That's according to Erik Millstone, professor of science policy at the Science Policy Research Unit at the University of Sussex. Speaking at a debate on GM in London last month, Millstone argued that everyone's right to have a nutritious food supply was the fundamental issue. The debate was organised by the Royal Society of Chemistry and the Institute of Food Science & Technology.
"The GM trajectory needs to be independent of multinational corporate control," said Millstone. "It needs to be culturally sensitive to the particular conditions of farmers; generate employment and not displace labour; and improve resilience, not undermine it." Ultimately, he argued that GM needed to "diminish dependency, not increase it and it needs to be affordable, sustainable and risk reducing"
"So if we look at GM crops from an ethical standpoint, the criteria against which you should judge them is: are they contributing to the reduction of hunger, poverty and malnutrition and can they do so?" asked Millstone.
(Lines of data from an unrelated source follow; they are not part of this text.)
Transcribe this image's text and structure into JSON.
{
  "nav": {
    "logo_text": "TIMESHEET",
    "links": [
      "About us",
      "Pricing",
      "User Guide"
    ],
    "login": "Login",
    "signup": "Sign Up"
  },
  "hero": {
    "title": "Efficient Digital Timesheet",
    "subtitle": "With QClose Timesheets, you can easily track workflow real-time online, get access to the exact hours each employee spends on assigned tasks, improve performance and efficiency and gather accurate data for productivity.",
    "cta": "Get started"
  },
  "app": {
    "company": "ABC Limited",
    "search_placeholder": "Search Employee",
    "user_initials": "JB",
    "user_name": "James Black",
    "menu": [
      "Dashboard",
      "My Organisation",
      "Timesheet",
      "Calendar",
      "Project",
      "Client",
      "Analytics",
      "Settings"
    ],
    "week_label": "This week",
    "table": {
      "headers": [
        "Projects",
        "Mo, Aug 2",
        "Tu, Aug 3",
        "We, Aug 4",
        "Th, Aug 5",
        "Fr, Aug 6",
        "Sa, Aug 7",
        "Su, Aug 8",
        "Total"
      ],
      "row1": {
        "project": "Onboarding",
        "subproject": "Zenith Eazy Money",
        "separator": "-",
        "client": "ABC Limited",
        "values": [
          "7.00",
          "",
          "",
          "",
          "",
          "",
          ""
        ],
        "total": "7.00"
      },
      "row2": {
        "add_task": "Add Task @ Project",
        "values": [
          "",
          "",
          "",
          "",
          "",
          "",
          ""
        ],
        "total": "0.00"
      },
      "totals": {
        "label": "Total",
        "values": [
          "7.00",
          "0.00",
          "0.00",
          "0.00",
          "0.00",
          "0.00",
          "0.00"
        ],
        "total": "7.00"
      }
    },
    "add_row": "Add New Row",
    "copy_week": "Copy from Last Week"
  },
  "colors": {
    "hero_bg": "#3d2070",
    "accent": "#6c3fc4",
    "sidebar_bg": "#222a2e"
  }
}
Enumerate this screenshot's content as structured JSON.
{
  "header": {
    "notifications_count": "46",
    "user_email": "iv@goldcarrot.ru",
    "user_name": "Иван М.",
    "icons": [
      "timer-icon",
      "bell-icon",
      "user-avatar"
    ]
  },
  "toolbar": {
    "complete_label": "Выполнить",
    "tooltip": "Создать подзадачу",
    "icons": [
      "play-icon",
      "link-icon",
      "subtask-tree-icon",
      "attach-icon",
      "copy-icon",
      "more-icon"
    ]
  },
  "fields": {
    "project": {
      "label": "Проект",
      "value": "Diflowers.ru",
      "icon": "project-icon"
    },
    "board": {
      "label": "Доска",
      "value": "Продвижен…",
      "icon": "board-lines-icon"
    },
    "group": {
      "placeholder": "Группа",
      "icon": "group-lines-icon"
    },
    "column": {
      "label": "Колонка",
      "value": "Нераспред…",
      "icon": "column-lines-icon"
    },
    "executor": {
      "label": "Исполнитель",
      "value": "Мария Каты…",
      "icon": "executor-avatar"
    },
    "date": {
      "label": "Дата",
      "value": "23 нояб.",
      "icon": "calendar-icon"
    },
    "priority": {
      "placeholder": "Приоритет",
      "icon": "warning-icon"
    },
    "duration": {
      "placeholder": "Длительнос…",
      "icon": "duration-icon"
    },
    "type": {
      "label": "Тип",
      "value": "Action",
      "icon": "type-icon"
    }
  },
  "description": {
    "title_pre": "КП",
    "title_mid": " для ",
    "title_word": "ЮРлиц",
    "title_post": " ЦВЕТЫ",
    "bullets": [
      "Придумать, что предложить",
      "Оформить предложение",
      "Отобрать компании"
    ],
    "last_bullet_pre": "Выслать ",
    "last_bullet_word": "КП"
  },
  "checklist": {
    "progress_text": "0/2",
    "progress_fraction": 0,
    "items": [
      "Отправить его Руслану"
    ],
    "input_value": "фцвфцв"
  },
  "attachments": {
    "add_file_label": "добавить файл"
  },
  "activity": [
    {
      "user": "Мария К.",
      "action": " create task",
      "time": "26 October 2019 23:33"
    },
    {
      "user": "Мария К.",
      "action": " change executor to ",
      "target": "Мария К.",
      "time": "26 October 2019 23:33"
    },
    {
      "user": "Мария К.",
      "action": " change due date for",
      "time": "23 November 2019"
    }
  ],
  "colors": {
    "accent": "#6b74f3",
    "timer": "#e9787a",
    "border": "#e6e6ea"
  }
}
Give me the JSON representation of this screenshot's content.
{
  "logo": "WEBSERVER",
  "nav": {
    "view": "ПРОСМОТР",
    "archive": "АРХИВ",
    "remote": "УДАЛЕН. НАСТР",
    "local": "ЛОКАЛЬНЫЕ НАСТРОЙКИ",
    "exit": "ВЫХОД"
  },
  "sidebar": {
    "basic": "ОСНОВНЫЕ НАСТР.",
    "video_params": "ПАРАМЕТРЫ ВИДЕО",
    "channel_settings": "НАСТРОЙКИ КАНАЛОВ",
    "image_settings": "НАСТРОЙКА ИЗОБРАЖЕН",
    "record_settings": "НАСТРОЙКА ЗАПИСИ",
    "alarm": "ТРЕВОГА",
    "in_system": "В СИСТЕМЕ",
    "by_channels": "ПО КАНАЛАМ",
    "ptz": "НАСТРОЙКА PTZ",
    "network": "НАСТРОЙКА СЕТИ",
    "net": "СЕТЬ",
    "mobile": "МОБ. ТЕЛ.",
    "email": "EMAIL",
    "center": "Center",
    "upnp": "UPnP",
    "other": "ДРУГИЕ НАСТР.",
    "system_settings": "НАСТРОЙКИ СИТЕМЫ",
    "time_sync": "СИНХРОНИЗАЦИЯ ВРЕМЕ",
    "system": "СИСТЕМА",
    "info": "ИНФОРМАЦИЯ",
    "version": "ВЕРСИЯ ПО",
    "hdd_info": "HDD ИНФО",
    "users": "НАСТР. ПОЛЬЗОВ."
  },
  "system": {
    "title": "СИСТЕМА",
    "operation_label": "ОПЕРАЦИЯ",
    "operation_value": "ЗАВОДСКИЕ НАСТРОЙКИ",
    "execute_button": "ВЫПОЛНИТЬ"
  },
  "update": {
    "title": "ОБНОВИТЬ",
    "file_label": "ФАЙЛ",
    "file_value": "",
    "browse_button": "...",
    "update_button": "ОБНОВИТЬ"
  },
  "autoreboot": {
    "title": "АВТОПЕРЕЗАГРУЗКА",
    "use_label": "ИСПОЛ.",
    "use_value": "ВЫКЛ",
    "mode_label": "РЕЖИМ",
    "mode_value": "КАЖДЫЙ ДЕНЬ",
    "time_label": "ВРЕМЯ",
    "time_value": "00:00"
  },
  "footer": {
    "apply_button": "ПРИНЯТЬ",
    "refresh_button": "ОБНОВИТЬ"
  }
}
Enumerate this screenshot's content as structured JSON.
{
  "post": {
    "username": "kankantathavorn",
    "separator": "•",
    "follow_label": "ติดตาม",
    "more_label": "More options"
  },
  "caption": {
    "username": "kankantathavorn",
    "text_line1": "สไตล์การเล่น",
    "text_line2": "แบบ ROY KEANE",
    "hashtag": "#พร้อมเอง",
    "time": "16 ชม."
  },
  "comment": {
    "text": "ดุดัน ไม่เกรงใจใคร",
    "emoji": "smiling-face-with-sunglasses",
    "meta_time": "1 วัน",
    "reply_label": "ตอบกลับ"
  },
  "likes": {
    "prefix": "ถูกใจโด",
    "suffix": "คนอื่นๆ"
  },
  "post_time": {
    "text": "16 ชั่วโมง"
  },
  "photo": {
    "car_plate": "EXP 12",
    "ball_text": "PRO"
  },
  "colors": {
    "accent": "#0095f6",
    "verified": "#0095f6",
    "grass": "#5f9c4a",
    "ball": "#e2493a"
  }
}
To date, he said, firms developing GM crops had not met this benchmark.
"Chronic hunger, particularly in developing countries, is unacceptable and unnecessary.
"There is already more than enough food in this world to feed everybody," he argued. "The solution to feeding the hungry in developing countries is not simply to increase aggregate food supply." However, he accepted this might be necessary in the longer term. "GM may in good time contribute to that," he said. "I could see circumstances in which GM could benefit the rural poor in Sub-Saharan Africa."